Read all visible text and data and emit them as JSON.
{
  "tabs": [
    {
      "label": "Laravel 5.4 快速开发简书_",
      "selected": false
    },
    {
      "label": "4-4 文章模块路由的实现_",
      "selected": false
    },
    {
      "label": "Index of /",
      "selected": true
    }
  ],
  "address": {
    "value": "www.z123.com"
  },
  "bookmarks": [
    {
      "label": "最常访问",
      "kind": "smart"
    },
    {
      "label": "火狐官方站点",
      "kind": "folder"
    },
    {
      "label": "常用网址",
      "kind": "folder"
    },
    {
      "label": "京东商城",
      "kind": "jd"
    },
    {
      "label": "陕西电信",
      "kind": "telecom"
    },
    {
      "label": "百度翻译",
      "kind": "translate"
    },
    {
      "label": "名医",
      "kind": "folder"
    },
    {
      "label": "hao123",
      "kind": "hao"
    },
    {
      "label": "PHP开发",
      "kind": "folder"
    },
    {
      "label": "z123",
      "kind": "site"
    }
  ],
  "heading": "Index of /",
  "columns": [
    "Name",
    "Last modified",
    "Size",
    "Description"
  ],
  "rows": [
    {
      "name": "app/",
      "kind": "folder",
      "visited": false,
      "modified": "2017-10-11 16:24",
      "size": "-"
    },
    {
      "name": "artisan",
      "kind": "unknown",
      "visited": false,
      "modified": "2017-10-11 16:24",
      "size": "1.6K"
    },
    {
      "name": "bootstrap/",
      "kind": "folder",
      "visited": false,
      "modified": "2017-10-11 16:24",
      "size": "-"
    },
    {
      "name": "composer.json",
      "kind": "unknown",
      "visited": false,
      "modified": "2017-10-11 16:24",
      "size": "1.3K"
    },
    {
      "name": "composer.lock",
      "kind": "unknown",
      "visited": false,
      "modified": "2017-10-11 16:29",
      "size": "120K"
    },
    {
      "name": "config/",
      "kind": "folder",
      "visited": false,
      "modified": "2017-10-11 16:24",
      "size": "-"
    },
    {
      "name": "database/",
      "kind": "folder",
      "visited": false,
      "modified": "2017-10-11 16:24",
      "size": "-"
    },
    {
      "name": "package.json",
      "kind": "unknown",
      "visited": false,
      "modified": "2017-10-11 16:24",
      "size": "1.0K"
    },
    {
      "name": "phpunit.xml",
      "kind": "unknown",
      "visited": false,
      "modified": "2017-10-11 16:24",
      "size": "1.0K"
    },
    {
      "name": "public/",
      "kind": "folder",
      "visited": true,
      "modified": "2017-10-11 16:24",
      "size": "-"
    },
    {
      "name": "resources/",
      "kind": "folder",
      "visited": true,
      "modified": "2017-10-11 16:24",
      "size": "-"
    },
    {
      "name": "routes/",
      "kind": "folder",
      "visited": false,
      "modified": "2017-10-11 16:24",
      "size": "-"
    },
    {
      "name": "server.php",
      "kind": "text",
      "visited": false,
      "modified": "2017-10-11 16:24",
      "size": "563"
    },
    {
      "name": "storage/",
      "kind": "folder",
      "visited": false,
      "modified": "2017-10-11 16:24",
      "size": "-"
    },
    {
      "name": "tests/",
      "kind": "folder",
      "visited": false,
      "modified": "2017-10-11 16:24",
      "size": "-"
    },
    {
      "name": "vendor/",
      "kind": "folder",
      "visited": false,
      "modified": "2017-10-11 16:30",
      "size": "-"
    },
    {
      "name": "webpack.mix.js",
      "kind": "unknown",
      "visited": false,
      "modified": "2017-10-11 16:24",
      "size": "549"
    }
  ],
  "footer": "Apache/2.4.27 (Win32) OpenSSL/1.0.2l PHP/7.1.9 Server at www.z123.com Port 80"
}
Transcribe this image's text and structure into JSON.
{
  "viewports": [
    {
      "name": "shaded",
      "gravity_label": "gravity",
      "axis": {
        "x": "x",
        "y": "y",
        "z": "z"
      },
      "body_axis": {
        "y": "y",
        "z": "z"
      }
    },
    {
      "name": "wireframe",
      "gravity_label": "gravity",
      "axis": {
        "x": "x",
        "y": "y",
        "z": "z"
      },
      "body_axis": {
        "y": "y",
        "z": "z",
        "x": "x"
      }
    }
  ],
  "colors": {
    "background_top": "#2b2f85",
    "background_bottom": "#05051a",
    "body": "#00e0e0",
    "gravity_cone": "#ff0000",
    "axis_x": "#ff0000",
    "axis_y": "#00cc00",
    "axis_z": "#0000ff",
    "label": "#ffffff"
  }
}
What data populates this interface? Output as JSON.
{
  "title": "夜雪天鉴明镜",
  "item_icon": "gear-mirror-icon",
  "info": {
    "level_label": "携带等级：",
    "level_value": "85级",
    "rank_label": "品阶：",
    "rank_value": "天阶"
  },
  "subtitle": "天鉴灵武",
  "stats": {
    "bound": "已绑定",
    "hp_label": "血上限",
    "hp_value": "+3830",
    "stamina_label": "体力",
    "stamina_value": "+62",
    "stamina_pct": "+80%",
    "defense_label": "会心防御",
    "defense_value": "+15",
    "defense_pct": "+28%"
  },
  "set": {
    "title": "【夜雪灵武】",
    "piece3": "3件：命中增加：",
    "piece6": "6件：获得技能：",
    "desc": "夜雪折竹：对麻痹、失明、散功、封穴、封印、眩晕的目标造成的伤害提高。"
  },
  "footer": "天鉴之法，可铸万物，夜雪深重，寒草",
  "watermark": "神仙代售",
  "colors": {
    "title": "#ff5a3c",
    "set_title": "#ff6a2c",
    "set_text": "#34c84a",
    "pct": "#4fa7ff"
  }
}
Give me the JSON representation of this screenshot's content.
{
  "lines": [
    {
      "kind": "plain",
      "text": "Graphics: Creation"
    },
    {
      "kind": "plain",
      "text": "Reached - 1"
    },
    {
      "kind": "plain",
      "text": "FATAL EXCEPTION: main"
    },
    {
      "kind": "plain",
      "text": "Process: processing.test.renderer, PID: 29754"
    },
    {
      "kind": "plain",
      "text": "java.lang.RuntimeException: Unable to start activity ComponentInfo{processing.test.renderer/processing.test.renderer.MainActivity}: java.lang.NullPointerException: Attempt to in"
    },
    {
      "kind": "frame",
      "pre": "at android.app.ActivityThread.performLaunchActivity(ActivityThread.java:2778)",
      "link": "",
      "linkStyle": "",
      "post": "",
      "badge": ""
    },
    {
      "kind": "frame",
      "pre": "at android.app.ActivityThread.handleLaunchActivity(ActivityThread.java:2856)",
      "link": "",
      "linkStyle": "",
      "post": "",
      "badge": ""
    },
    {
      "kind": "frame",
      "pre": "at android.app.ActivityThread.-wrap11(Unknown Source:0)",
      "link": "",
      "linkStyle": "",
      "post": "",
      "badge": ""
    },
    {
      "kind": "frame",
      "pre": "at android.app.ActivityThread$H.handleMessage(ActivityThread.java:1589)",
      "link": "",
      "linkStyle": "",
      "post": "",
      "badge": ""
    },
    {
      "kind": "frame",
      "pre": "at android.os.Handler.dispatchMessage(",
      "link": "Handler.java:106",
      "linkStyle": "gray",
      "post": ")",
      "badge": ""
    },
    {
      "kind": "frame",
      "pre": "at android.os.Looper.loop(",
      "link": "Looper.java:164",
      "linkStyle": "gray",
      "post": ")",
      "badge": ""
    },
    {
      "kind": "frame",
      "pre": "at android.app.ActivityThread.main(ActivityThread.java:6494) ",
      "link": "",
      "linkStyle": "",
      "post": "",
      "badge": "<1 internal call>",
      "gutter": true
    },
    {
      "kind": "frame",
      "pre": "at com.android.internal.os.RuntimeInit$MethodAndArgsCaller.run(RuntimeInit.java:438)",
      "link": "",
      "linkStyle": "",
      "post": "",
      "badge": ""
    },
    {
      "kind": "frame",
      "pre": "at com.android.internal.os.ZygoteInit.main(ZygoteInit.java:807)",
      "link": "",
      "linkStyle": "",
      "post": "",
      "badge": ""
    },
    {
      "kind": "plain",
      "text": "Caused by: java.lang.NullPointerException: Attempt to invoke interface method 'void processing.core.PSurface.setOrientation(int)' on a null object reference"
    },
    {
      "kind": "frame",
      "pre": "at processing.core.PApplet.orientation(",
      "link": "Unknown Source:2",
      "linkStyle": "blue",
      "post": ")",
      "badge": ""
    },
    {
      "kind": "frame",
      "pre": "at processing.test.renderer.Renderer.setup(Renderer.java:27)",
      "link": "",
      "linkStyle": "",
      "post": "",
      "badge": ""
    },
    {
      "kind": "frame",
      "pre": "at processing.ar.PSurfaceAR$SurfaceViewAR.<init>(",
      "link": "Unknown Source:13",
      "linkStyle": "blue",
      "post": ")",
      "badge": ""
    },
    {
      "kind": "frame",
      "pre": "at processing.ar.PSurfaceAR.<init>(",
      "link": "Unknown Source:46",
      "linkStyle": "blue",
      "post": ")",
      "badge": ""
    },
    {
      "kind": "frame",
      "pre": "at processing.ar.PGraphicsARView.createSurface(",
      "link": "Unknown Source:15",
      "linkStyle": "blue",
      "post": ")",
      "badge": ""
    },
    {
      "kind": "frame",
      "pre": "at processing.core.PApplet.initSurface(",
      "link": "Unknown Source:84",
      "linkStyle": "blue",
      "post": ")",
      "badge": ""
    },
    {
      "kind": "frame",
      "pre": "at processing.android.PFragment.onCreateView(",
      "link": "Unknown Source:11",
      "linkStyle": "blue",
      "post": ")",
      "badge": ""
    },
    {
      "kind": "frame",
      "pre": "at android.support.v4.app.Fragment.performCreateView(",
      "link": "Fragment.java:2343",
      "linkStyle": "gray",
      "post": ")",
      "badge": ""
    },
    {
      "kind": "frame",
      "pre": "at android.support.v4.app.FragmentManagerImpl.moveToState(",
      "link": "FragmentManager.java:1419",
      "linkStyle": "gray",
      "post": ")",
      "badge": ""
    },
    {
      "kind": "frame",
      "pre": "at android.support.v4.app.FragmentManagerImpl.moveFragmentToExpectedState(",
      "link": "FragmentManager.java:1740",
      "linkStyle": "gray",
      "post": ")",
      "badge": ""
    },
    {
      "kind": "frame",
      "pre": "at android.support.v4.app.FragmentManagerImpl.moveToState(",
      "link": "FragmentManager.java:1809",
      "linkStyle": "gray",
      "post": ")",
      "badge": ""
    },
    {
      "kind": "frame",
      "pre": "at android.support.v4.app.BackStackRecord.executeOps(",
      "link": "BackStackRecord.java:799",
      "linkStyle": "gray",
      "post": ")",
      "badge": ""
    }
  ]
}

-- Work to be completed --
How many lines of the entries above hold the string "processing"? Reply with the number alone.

-- Solution below --
10